In 1917 Midland industrialist James Playfair bought three parcels of land in Tiny Township totalling 124 acres for the princely sum of $5,326.00 for the purpose of building a golf course. Nicol Thompson, the older brother of famous Canadian golf course architect Stanley Thompson was engaged to design the nine hole golf course that opened in 1919. The length was 2,900 yards and par was 36. The greens were sand, and round, with a permanent hole in or near centre. The clubhouse design included private rooms on the second floor which was common for the time period. Guests were initially charged $0.75 per night and the rooms were booked solidly for years.
The formal opening of the Club took placed on Saturday May 31, 1919. Mr. Playfair drove the first ball from number one tee and then a four ball match was played between the Amateur Champion of Canada, George S Lyon and his partner Lieutenant Wilfred James of Toronto’s Lambton Club against B.L. Anderson , the Honourable Secretary of the Royal Canadian Golf Association and Seymour Lyon.
In 1922 ownership of the Club was transferred from Mr. Playfair to the Midland Golf and Country Club Limited. Mr. Playfair was President. Alexander W. Bell was the Secretary of the Club from the beginning until his death in 1935 and credit for much of the early success of the Club must go to him. His great great grandsons Stephen and Owen Bell are fifth generation members of the Club.
The Club barely survived the Great Depression and the war years also presented many challenges. But in the early sixties talk began in earnest to build a second nine. Midland dentist Dr. Ross Parrott, who had a degree in civil engineering, took charge of the project. Fifty acres abutting the southern boundary of the Club were acquired for $40,000. Dr. Parrott’s draft plan was reviewed, modified and then finally constructed in 1966 and 1967 at a cost of $70,000. In 1968 a monument was erected at the tenth tee noting ”This back nine is dedicated to the late Dr. J. Ross Parrott in his memory for his untiring efforts in its planning and engineering”.
In 1974 construction began to renovate and add to the Clubhouse. After much debate a liquor licence was obtained in 1973 and the secreted liquor bottles slowly disappeared from the private lockers.
The Ontario Golf Association has bestowed the honour of allowing Midland Golf and Country Club to host three Ontario Championships: the Ontario Junior Girls in 1983; the Ontario Men’s Amateur in 1986 and; the Ontario Senior Men’s Amateur in 2012.

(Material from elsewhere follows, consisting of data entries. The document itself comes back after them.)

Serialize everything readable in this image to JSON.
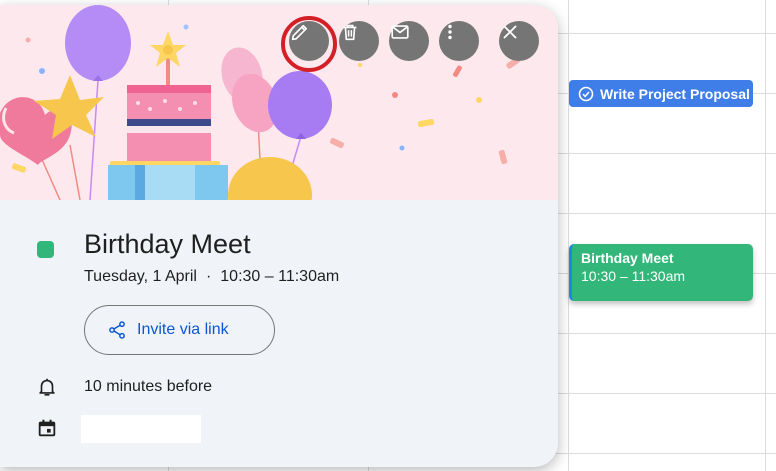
{
  "calendar": {
    "task_chip": {
      "label": "Write Project Proposal"
    },
    "event_chip": {
      "title": "Birthday Meet",
      "time": "10:30 – 11:30am"
    }
  },
  "popup": {
    "toolbar": {
      "edit": "edit-icon",
      "delete": "trash-icon",
      "email": "mail-icon",
      "more": "more-vert-icon",
      "close": "close-icon"
    },
    "event": {
      "title": "Birthday Meet",
      "date": "Tuesday, 1 April",
      "separator": "·",
      "time": "10:30 – 11:30am",
      "color": "#33b679"
    },
    "invite_button": {
      "label": "Invite via link"
    },
    "reminder": {
      "text": "10 minutes before"
    },
    "calendar_name": {
      "text": ""
    }
  },
  "colors": {
    "task_chip": "#3f7ee8",
    "event_chip": "#33b679",
    "link_blue": "#0b57d0",
    "highlight_ring": "#d32027"
  }
}
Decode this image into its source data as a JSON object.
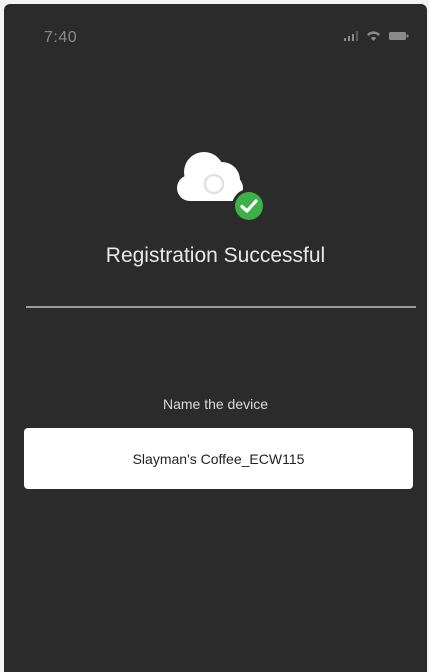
{
  "status_bar": {
    "time": "7:40"
  },
  "icons": {
    "cloud": "cloud-icon",
    "check": "checkmark-badge-icon",
    "signal": "signal-icon",
    "wifi": "wifi-icon",
    "battery": "battery-icon"
  },
  "colors": {
    "background": "#2b2b2b",
    "success_green": "#3db048",
    "divider": "#9a9a9a"
  },
  "main": {
    "title": "Registration Successful",
    "name_label": "Name the device",
    "device_name_value": "Slayman's Coffee_ECW115"
  }
}
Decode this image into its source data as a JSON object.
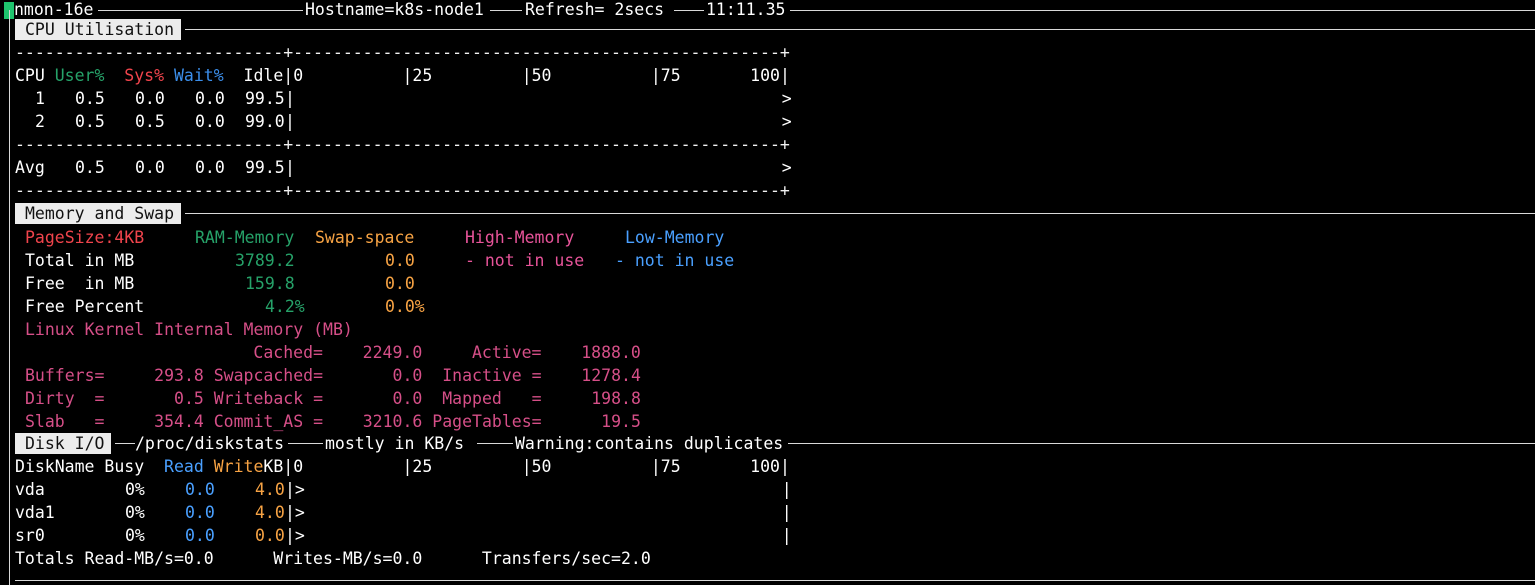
{
  "header": {
    "program": "nmon-16e",
    "hostname": "Hostname=k8s-node1",
    "refresh": "Refresh= 2secs",
    "time": "11:11.35"
  },
  "cpu": {
    "section_title": "CPU Utilisation",
    "dash_line": "---------------------------+-------------------------------------------------+",
    "columns": {
      "cpu": "CPU",
      "user": "User%",
      "sys": "Sys%",
      "wait": "Wait%",
      "idle": "Idle",
      "scale": "|0          |25         |50          |75       100|"
    },
    "rows": [
      {
        "id": "1",
        "user": "0.5",
        "sys": "0.0",
        "wait": "0.0",
        "idle": "99.5",
        "bar": "|                                                 >"
      },
      {
        "id": "2",
        "user": "0.5",
        "sys": "0.5",
        "wait": "0.0",
        "idle": "99.0",
        "bar": "|                                                 >"
      }
    ],
    "avg": {
      "label": "Avg",
      "user": "0.5",
      "sys": "0.0",
      "wait": "0.0",
      "idle": "99.5",
      "bar": "|                                                 >"
    }
  },
  "memory": {
    "section_title": "Memory and Swap",
    "pagesize": "PageSize:4KB",
    "ram_header": "RAM-Memory",
    "swap_header": "Swap-space",
    "high_header": "High-Memory",
    "low_header": "Low-Memory",
    "total_label": "Total in MB",
    "total_ram": "3789.2",
    "total_swap": "0.0",
    "high_status": "- not in use",
    "low_status": "- not in use",
    "free_label": "Free  in MB",
    "free_ram": "159.8",
    "free_swap": "0.0",
    "pct_label": "Free Percent",
    "pct_ram": "4.2%",
    "pct_swap": "0.0%",
    "kernel_title": "Linux Kernel Internal Memory (MB)",
    "kernel_lines": [
      "                        Cached=    2249.0     Active=    1888.0",
      "Buffers=     293.8 Swapcached=       0.0  Inactive =    1278.4",
      "Dirty  =       0.5 Writeback =       0.0  Mapped   =     198.8",
      "Slab   =     354.4 Commit_AS =    3210.6 PageTables=      19.5"
    ]
  },
  "disk": {
    "section_title": "Disk I/O",
    "source": "/proc/diskstats",
    "units": "mostly in KB/s",
    "warning": "Warning:contains duplicates",
    "columns": {
      "name": "DiskName",
      "busy": "Busy",
      "read": "Read",
      "write": "Write",
      "kb": "KB",
      "scale": "|0          |25         |50          |75       100|"
    },
    "rows": [
      {
        "name": "vda",
        "busy": "0%",
        "read": "0.0",
        "write": "4.0",
        "bar": "|>                                                |"
      },
      {
        "name": "vda1",
        "busy": "0%",
        "read": "0.0",
        "write": "4.0",
        "bar": "|>                                                |"
      },
      {
        "name": "sr0",
        "busy": "0%",
        "read": "0.0",
        "write": "0.0",
        "bar": "|>                                                |"
      }
    ],
    "totals": "Totals Read-MB/s=0.0      Writes-MB/s=0.0      Transfers/sec=2.0"
  }
}
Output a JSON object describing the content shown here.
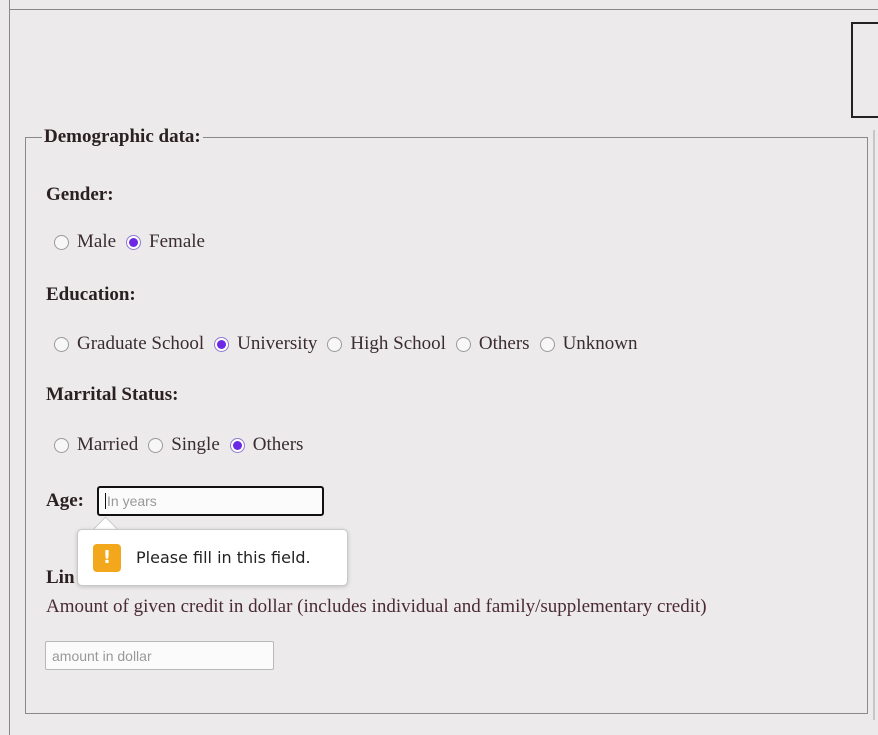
{
  "form": {
    "legend": "Demographic data:",
    "gender": {
      "label": "Gender:",
      "options": [
        {
          "label": "Male",
          "checked": false
        },
        {
          "label": "Female",
          "checked": true
        }
      ]
    },
    "education": {
      "label": "Education:",
      "options": [
        {
          "label": "Graduate School",
          "checked": false
        },
        {
          "label": "University",
          "checked": true
        },
        {
          "label": "High School",
          "checked": false
        },
        {
          "label": "Others",
          "checked": false
        },
        {
          "label": "Unknown",
          "checked": false
        }
      ]
    },
    "marital": {
      "label": "Marrital Status:",
      "options": [
        {
          "label": "Married",
          "checked": false
        },
        {
          "label": "Single",
          "checked": false
        },
        {
          "label": "Others",
          "checked": true
        }
      ]
    },
    "age": {
      "label": "Age:",
      "placeholder": "In years",
      "value": ""
    },
    "limit": {
      "label_visible": "Lin",
      "description": "Amount of given credit in dollar (includes individual and family/supplementary credit)",
      "placeholder": "amount in dollar",
      "value": ""
    },
    "validation": {
      "message": "Please fill in this field.",
      "icon": "warning-icon"
    }
  },
  "colors": {
    "radio_checked": "#6d28e6",
    "warning": "#f3a81c",
    "background": "#eceaea"
  }
}
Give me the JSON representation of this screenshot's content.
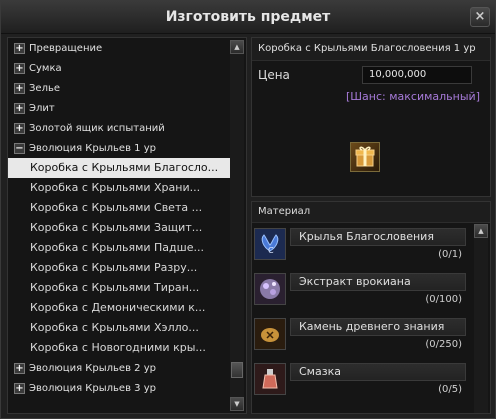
{
  "window": {
    "title": "Изготовить предмет",
    "close_label": "×"
  },
  "tree": {
    "categories_top": [
      {
        "label": "Превращение",
        "toggle": "+"
      },
      {
        "label": "Сумка",
        "toggle": "+"
      },
      {
        "label": "Зелье",
        "toggle": "+"
      },
      {
        "label": "Элит",
        "toggle": "+"
      },
      {
        "label": "Золотой ящик испытаний",
        "toggle": "+"
      },
      {
        "label": "Эволюция Крыльев 1 ур",
        "toggle": "−"
      }
    ],
    "items": [
      "Коробка с Крыльями Благосло...",
      "Коробка с Крыльями Храни...",
      "Коробка с Крыльями Света ...",
      "Коробка с Крыльями Защит...",
      "Коробка с Крыльями Падше...",
      "Коробка с Крыльями Разру...",
      "Коробка с Крыльями Тиран...",
      "Коробка с Демоническими к...",
      "Коробка с Крыльями Хэлло...",
      "Коробка с Новогодними кры..."
    ],
    "categories_bottom": [
      {
        "label": "Эволюция Крыльев 2 ур",
        "toggle": "+"
      },
      {
        "label": "Эволюция Крыльев 3 ур",
        "toggle": "+"
      }
    ],
    "selected_index": 0,
    "scroll_up": "▲",
    "scroll_down": "▼"
  },
  "product": {
    "name": "Коробка с Крыльями Благословения 1 ур",
    "price_label": "Цена",
    "price_value": "10,000,000",
    "chance": "[Шанс: максимальный]",
    "icon": "gift-box-icon"
  },
  "materials": {
    "header": "Материал",
    "list": [
      {
        "name": "Крылья Благословения",
        "count": "(0/1)",
        "icon": "wings-icon",
        "color": "#2a3b6a"
      },
      {
        "name": "Экстракт врокиана",
        "count": "(0/100)",
        "icon": "crystal-icon",
        "color": "#6a5a7a"
      },
      {
        "name": "Камень древнего знания",
        "count": "(0/250)",
        "icon": "rune-stone-icon",
        "color": "#6a4a1a"
      },
      {
        "name": "Смазка",
        "count": "(0/5)",
        "icon": "potion-icon",
        "color": "#7a3a3a"
      }
    ]
  }
}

The Midland Golf and Country Club has stood the test of time. For nearly 100 years it has been a sporting landmark. From earnest competitions to friendly games focused on either family time or fellowship, the Club has provided a venue for many years of recreation and relaxation in a beautiful and tranquil setting.